§ **DATA FOR REVIEW**:
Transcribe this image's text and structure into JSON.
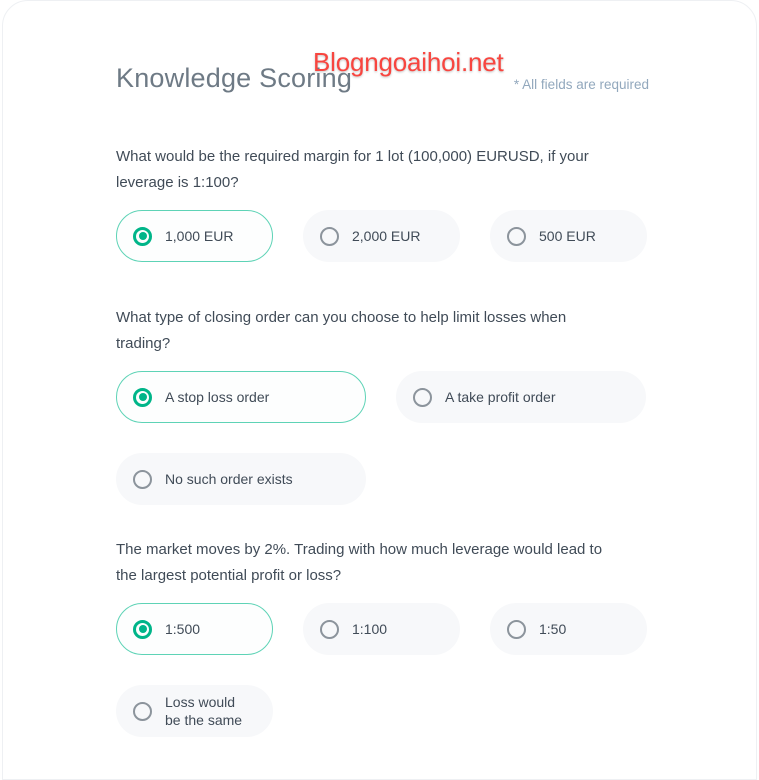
{
  "header": {
    "title": "Knowledge Scoring",
    "required_note": "* All fields are required"
  },
  "watermark": {
    "text": "Blogngoaihoi.net",
    "color": "#f8453f"
  },
  "theme": {
    "accent": "#00b589",
    "selected_border": "#5ed3b6",
    "pill_bg": "#f7f8fa",
    "radio_ring": "#8c949c",
    "question_text": "#404b57",
    "title_text": "#6e7a85",
    "note_text": "#92a8bd"
  },
  "questions": [
    {
      "text": "What would be the required margin for 1 lot (100,000) EURUSD, if your leverage is 1:100?",
      "options": [
        {
          "label": "1,000 EUR",
          "selected": true
        },
        {
          "label": "2,000 EUR",
          "selected": false
        },
        {
          "label": "500 EUR",
          "selected": false
        }
      ]
    },
    {
      "text": "What type of closing order can you choose to help limit losses when trading?",
      "options": [
        {
          "label": "A stop loss order",
          "selected": true
        },
        {
          "label": "A take profit order",
          "selected": false
        },
        {
          "label": "No such order exists",
          "selected": false
        }
      ]
    },
    {
      "text": "The market moves by 2%. Trading with how much leverage would lead to the largest potential profit or loss?",
      "options": [
        {
          "label": "1:500",
          "selected": true
        },
        {
          "label": "1:100",
          "selected": false
        },
        {
          "label": "1:50",
          "selected": false
        },
        {
          "label": "Loss would be the same",
          "selected": false
        }
      ]
    }
  ]
}
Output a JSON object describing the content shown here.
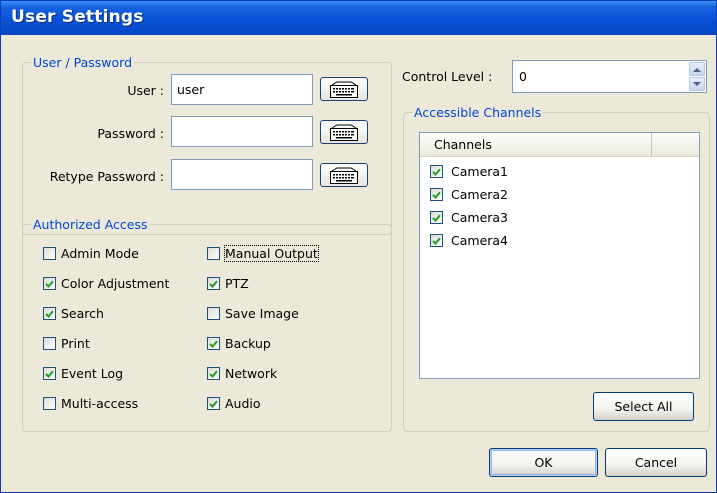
{
  "window": {
    "title": "User Settings"
  },
  "user_password": {
    "legend": "User / Password",
    "user_label": "User :",
    "user_value": "user",
    "password_label": "Password :",
    "password_value": "",
    "retype_label": "Retype Password :",
    "retype_value": ""
  },
  "authorized_access": {
    "legend": "Authorized Access",
    "items": [
      {
        "label": "Admin Mode",
        "checked": false
      },
      {
        "label": "Color Adjustment",
        "checked": true
      },
      {
        "label": "Search",
        "checked": true
      },
      {
        "label": "Print",
        "checked": false
      },
      {
        "label": "Event Log",
        "checked": true
      },
      {
        "label": "Multi-access",
        "checked": false
      },
      {
        "label": "Manual Output",
        "checked": false
      },
      {
        "label": "PTZ",
        "checked": true
      },
      {
        "label": "Save Image",
        "checked": false
      },
      {
        "label": "Backup",
        "checked": true
      },
      {
        "label": "Network",
        "checked": true
      },
      {
        "label": "Audio",
        "checked": true
      }
    ]
  },
  "control_level": {
    "label": "Control Level :",
    "value": "0"
  },
  "accessible_channels": {
    "legend": "Accessible Channels",
    "column_header": "Channels",
    "channels": [
      {
        "label": "Camera1",
        "checked": true
      },
      {
        "label": "Camera2",
        "checked": true
      },
      {
        "label": "Camera3",
        "checked": true
      },
      {
        "label": "Camera4",
        "checked": true
      }
    ],
    "select_all_label": "Select All"
  },
  "buttons": {
    "ok_label": "OK",
    "cancel_label": "Cancel"
  },
  "colors": {
    "title_bar": "#0a52d8",
    "group_legend": "#0046d5",
    "dialog_bg": "#ece9d8",
    "check_mark": "#21a121"
  },
  "icons": {
    "keyboard_button": "keyboard-icon",
    "spin_up": "chevron-up-icon",
    "spin_down": "chevron-down-icon"
  }
}
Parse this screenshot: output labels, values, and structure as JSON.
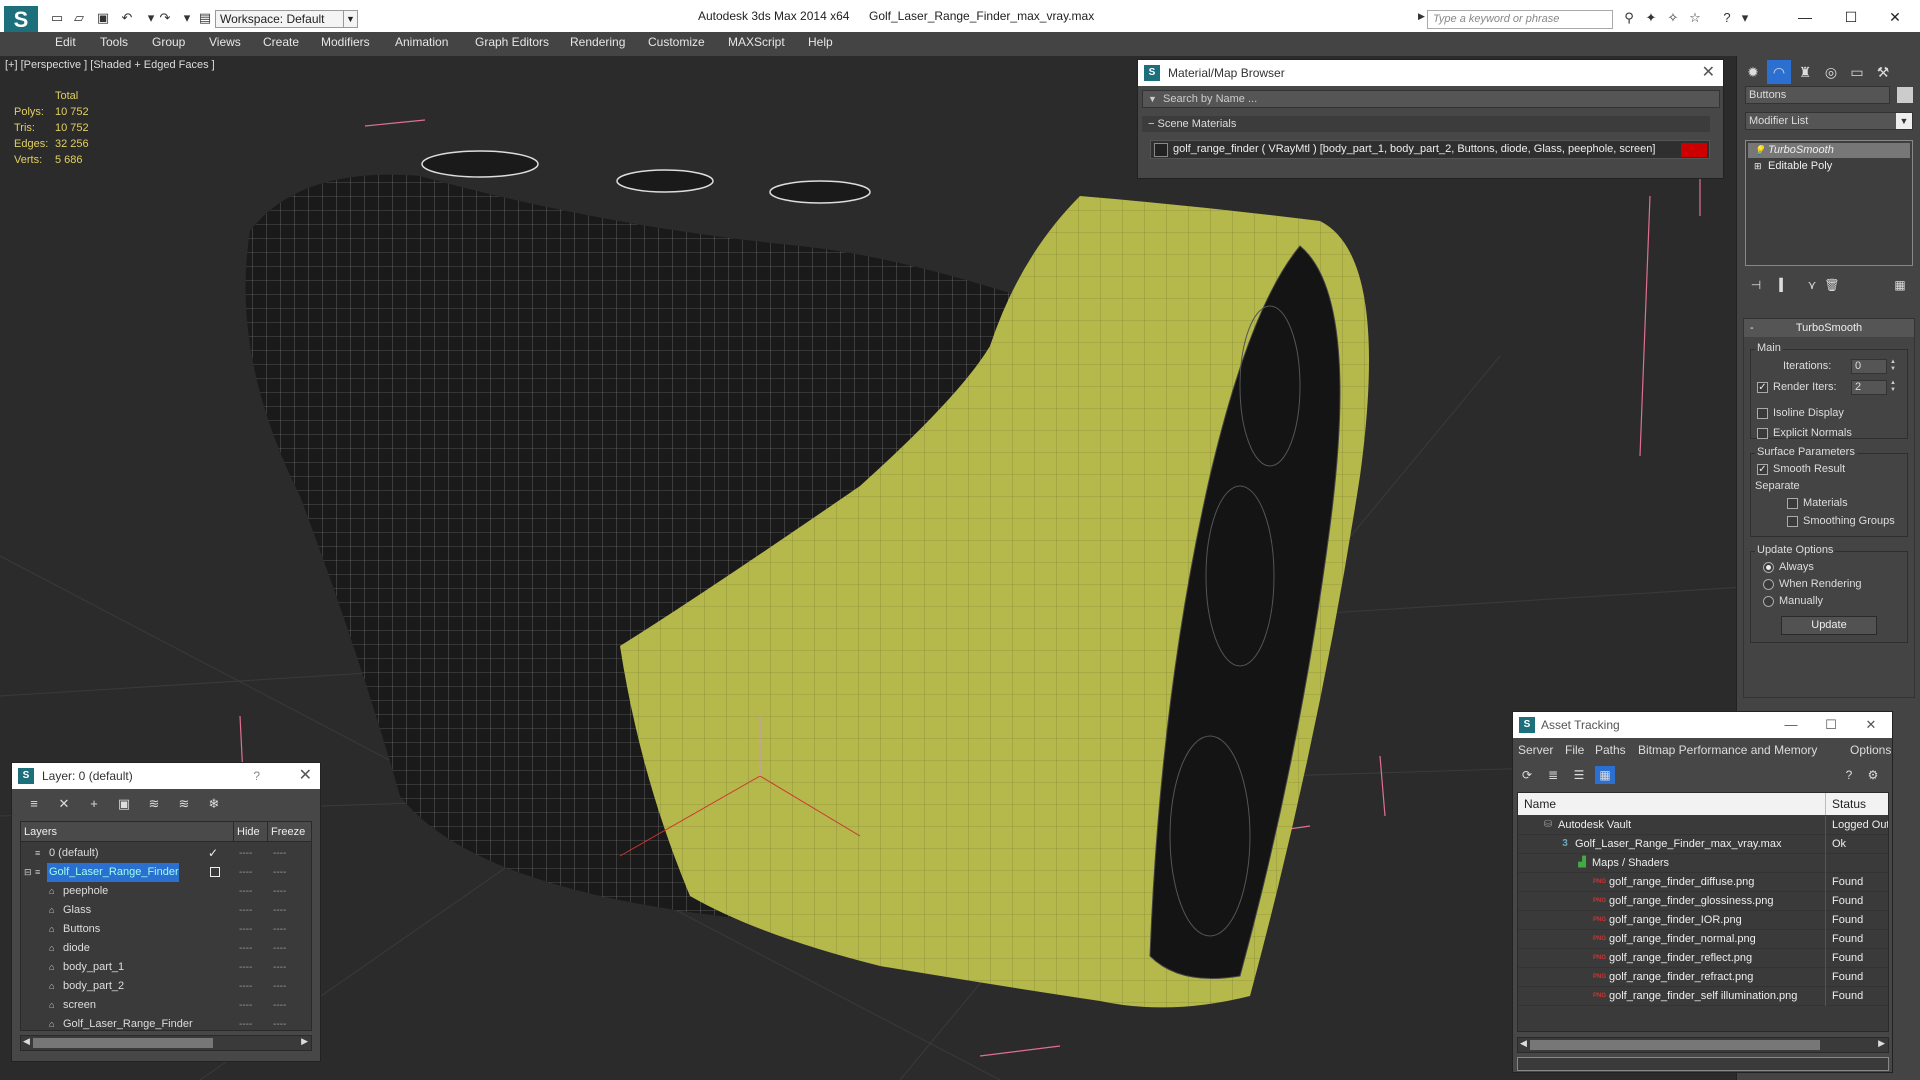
{
  "titlebar": {
    "app_title": "Autodesk 3ds Max  2014 x64",
    "file_title": "Golf_Laser_Range_Finder_max_vray.max",
    "workspace": "Workspace: Default",
    "search_placeholder": "Type a keyword or phrase"
  },
  "menu": [
    "Edit",
    "Tools",
    "Group",
    "Views",
    "Create",
    "Modifiers",
    "Animation",
    "Graph Editors",
    "Rendering",
    "Customize",
    "MAXScript",
    "Help"
  ],
  "viewport": {
    "label": "[+] [Perspective ] [Shaded + Edged Faces ]",
    "stats": {
      "total_label": "Total",
      "rows": [
        {
          "label": "Polys:",
          "value": "10 752"
        },
        {
          "label": "Tris:",
          "value": "10 752"
        },
        {
          "label": "Edges:",
          "value": "32 256"
        },
        {
          "label": "Verts:",
          "value": "5 686"
        }
      ]
    },
    "mesh_color": "#b5b84a"
  },
  "material_browser": {
    "title": "Material/Map Browser",
    "search_placeholder": "Search by Name ...",
    "section": "Scene Materials",
    "entry": "golf_range_finder  ( VRayMtl ) [body_part_1, body_part_2, Buttons, diode, Glass, peephole, screen]"
  },
  "command_panel": {
    "object_name": "Buttons",
    "modifier_list": "Modifier List",
    "stack": [
      "TurboSmooth",
      "Editable Poly"
    ],
    "turbosmooth": {
      "title": "TurboSmooth",
      "main_label": "Main",
      "iterations_label": "Iterations:",
      "iterations_value": "0",
      "render_iters_label": "Render Iters:",
      "render_iters_value": "2",
      "render_iters_checked": true,
      "isoline_label": "Isoline Display",
      "explicit_label": "Explicit Normals",
      "surface_label": "Surface Parameters",
      "smooth_label": "Smooth Result",
      "separate_label": "Separate",
      "materials_label": "Materials",
      "smoothing_groups_label": "Smoothing Groups",
      "update_options_label": "Update Options",
      "always_label": "Always",
      "when_rendering_label": "When Rendering",
      "manually_label": "Manually",
      "update_button": "Update"
    }
  },
  "layer_panel": {
    "title": "Layer: 0 (default)",
    "help": "?",
    "columns": {
      "layers": "Layers",
      "hide": "Hide",
      "freeze": "Freeze"
    },
    "rows": [
      {
        "name": "0 (default)",
        "level": 0
      },
      {
        "name": "Golf_Laser_Range_Finder",
        "level": 0
      },
      {
        "name": "peephole",
        "level": 1
      },
      {
        "name": "Glass",
        "level": 1
      },
      {
        "name": "Buttons",
        "level": 1
      },
      {
        "name": "diode",
        "level": 1
      },
      {
        "name": "body_part_1",
        "level": 1
      },
      {
        "name": "body_part_2",
        "level": 1
      },
      {
        "name": "screen",
        "level": 1
      },
      {
        "name": "Golf_Laser_Range_Finder",
        "level": 1
      }
    ]
  },
  "asset_tracking": {
    "title": "Asset Tracking",
    "menu": [
      "Server",
      "File",
      "Paths",
      "Bitmap Performance and Memory",
      "Options"
    ],
    "columns": {
      "name": "Name",
      "status": "Status"
    },
    "rows": [
      {
        "name": "Autodesk Vault",
        "status": "Logged Out",
        "level": 0,
        "icon": "vault"
      },
      {
        "name": "Golf_Laser_Range_Finder_max_vray.max",
        "status": "Ok",
        "level": 1,
        "icon": "max"
      },
      {
        "name": "Maps / Shaders",
        "status": "",
        "level": 2,
        "icon": "maps"
      },
      {
        "name": "golf_range_finder_diffuse.png",
        "status": "Found",
        "level": 3,
        "icon": "png"
      },
      {
        "name": "golf_range_finder_glossiness.png",
        "status": "Found",
        "level": 3,
        "icon": "png"
      },
      {
        "name": "golf_range_finder_IOR.png",
        "status": "Found",
        "level": 3,
        "icon": "png"
      },
      {
        "name": "golf_range_finder_normal.png",
        "status": "Found",
        "level": 3,
        "icon": "png"
      },
      {
        "name": "golf_range_finder_reflect.png",
        "status": "Found",
        "level": 3,
        "icon": "png"
      },
      {
        "name": "golf_range_finder_refract.png",
        "status": "Found",
        "level": 3,
        "icon": "png"
      },
      {
        "name": "golf_range_finder_self illumination.png",
        "status": "Found",
        "level": 3,
        "icon": "png"
      }
    ]
  }
}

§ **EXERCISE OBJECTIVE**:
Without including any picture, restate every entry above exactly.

§ **RESULT FOR THIS EXERCISE**:
Transcribe this image's text and structure into JSON.
{
  "header": {
    "title": "Knowledge Scoring",
    "required_note": "* All fields are required"
  },
  "watermark": {
    "text": "Blogngoaihoi.net",
    "color": "#f8453f"
  },
  "theme": {
    "accent": "#00b589",
    "selected_border": "#5ed3b6",
    "pill_bg": "#f7f8fa",
    "radio_ring": "#8c949c",
    "question_text": "#404b57",
    "title_text": "#6e7a85",
    "note_text": "#92a8bd"
  },
  "questions": [
    {
      "text": "What would be the required margin for 1 lot (100,000) EURUSD, if your leverage is 1:100?",
      "options": [
        {
          "label": "1,000 EUR",
          "selected": true
        },
        {
          "label": "2,000 EUR",
          "selected": false
        },
        {
          "label": "500 EUR",
          "selected": false
        }
      ]
    },
    {
      "text": "What type of closing order can you choose to help limit losses when trading?",
      "options": [
        {
          "label": "A stop loss order",
          "selected": true
        },
        {
          "label": "A take profit order",
          "selected": false
        },
        {
          "label": "No such order exists",
          "selected": false
        }
      ]
    },
    {
      "text": "The market moves by 2%. Trading with how much leverage would lead to the largest potential profit or loss?",
      "options": [
        {
          "label": "1:500",
          "selected": true
        },
        {
          "label": "1:100",
          "selected": false
        },
        {
          "label": "1:50",
          "selected": false
        },
        {
          "label": "Loss would be the same",
          "selected": false
        }
      ]
    }
  ]
}
Output a JSON object describing the content shown here.
{
  "window": {
    "title": "User Settings"
  },
  "user_password": {
    "legend": "User / Password",
    "user_label": "User :",
    "user_value": "user",
    "password_label": "Password :",
    "password_value": "",
    "retype_label": "Retype Password :",
    "retype_value": ""
  },
  "authorized_access": {
    "legend": "Authorized Access",
    "items": [
      {
        "label": "Admin Mode",
        "checked": false
      },
      {
        "label": "Color Adjustment",
        "checked": true
      },
      {
        "label": "Search",
        "checked": true
      },
      {
        "label": "Print",
        "checked": false
      },
      {
        "label": "Event Log",
        "checked": true
      },
      {
        "label": "Multi-access",
        "checked": false
      },
      {
        "label": "Manual Output",
        "checked": false
      },
      {
        "label": "PTZ",
        "checked": true
      },
      {
        "label": "Save Image",
        "checked": false
      },
      {
        "label": "Backup",
        "checked": true
      },
      {
        "label": "Network",
        "checked": true
      },
      {
        "label": "Audio",
        "checked": true
      }
    ]
  },
  "control_level": {
    "label": "Control Level :",
    "value": "0"
  },
  "accessible_channels": {
    "legend": "Accessible Channels",
    "column_header": "Channels",
    "channels": [
      {
        "label": "Camera1",
        "checked": true
      },
      {
        "label": "Camera2",
        "checked": true
      },
      {
        "label": "Camera3",
        "checked": true
      },
      {
        "label": "Camera4",
        "checked": true
      }
    ],
    "select_all_label": "Select All"
  },
  "buttons": {
    "ok_label": "OK",
    "cancel_label": "Cancel"
  },
  "colors": {
    "title_bar": "#0a52d8",
    "group_legend": "#0046d5",
    "dialog_bg": "#ece9d8",
    "check_mark": "#21a121"
  },
  "icons": {
    "keyboard_button": "keyboard-icon",
    "spin_up": "chevron-up-icon",
    "spin_down": "chevron-down-icon"
  }
}
Parse this screenshot: output labels, values, and structure as JSON.
{
  "titlebar": {
    "app_title": "Autodesk 3ds Max  2014 x64",
    "file_title": "Golf_Laser_Range_Finder_max_vray.max",
    "workspace": "Workspace: Default",
    "search_placeholder": "Type a keyword or phrase"
  },
  "menu": [
    "Edit",
    "Tools",
    "Group",
    "Views",
    "Create",
    "Modifiers",
    "Animation",
    "Graph Editors",
    "Rendering",
    "Customize",
    "MAXScript",
    "Help"
  ],
  "viewport": {
    "label": "[+] [Perspective ] [Shaded + Edged Faces ]",
    "stats": {
      "total_label": "Total",
      "rows": [
        {
          "label": "Polys:",
          "value": "10 752"
        },
        {
          "label": "Tris:",
          "value": "10 752"
        },
        {
          "label": "Edges:",
          "value": "32 256"
        },
        {
          "label": "Verts:",
          "value": "5 686"
        }
      ]
    },
    "mesh_color": "#b5b84a"
  },
  "material_browser": {
    "title": "Material/Map Browser",
    "search_placeholder": "Search by Name ...",
    "section": "Scene Materials",
    "entry": "golf_range_finder  ( VRayMtl ) [body_part_1, body_part_2, Buttons, diode, Glass, peephole, screen]"
  },
  "command_panel": {
    "object_name": "Buttons",
    "modifier_list": "Modifier List",
    "stack": [
      "TurboSmooth",
      "Editable Poly"
    ],
    "turbosmooth": {
      "title": "TurboSmooth",
      "main_label": "Main",
      "iterations_label": "Iterations:",
      "iterations_value": "0",
      "render_iters_label": "Render Iters:",
      "render_iters_value": "2",
      "render_iters_checked": true,
      "isoline_label": "Isoline Display",
      "explicit_label": "Explicit Normals",
      "surface_label": "Surface Parameters",
      "smooth_label": "Smooth Result",
      "separate_label": "Separate",
      "materials_label": "Materials",
      "smoothing_groups_label": "Smoothing Groups",
      "update_options_label": "Update Options",
      "always_label": "Always",
      "when_rendering_label": "When Rendering",
      "manually_label": "Manually",
      "update_button": "Update"
    }
  },
  "layer_panel": {
    "title": "Layer: 0 (default)",
    "help": "?",
    "columns": {
      "layers": "Layers",
      "hide": "Hide",
      "freeze": "Freeze"
    },
    "rows": [
      {
        "name": "0 (default)",
        "level": 0
      },
      {
        "name": "Golf_Laser_Range_Finder",
        "level": 0
      },
      {
        "name": "peephole",
        "level": 1
      },
      {
        "name": "Glass",
        "level": 1
      },
      {
        "name": "Buttons",
        "level": 1
      },
      {
        "name": "diode",
        "level": 1
      },
      {
        "name": "body_part_1",
        "level": 1
      },
      {
        "name": "body_part_2",
        "level": 1
      },
      {
        "name": "screen",
        "level": 1
      },
      {
        "name": "Golf_Laser_Range_Finder",
        "level": 1
      }
    ]
  },
  "asset_tracking": {
    "title": "Asset Tracking",
    "menu": [
      "Server",
      "File",
      "Paths",
      "Bitmap Performance and Memory",
      "Options"
    ],
    "columns": {
      "name": "Name",
      "status": "Status"
    },
    "rows": [
      {
        "name": "Autodesk Vault",
        "status": "Logged Out",
        "level": 0,
        "icon": "vault"
      },
      {
        "name": "Golf_Laser_Range_Finder_max_vray.max",
        "status": "Ok",
        "level": 1,
        "icon": "max"
      },
      {
        "name": "Maps / Shaders",
        "status": "",
        "level": 2,
        "icon": "maps"
      },
      {
        "name": "golf_range_finder_diffuse.png",
        "status": "Found",
        "level": 3,
        "icon": "png"
      },
      {
        "name": "golf_range_finder_glossiness.png",
        "status": "Found",
        "level": 3,
        "icon": "png"
      },
      {
        "name": "golf_range_finder_IOR.png",
        "status": "Found",
        "level": 3,
        "icon": "png"
      },
      {
        "name": "golf_range_finder_normal.png",
        "status": "Found",
        "level": 3,
        "icon": "png"
      },
      {
        "name": "golf_range_finder_reflect.png",
        "status": "Found",
        "level": 3,
        "icon": "png"
      },
      {
        "name": "golf_range_finder_refract.png",
        "status": "Found",
        "level": 3,
        "icon": "png"
      },
      {
        "name": "golf_range_finder_self illumination.png",
        "status": "Found",
        "level": 3,
        "icon": "png"
      }
    ]
  }
}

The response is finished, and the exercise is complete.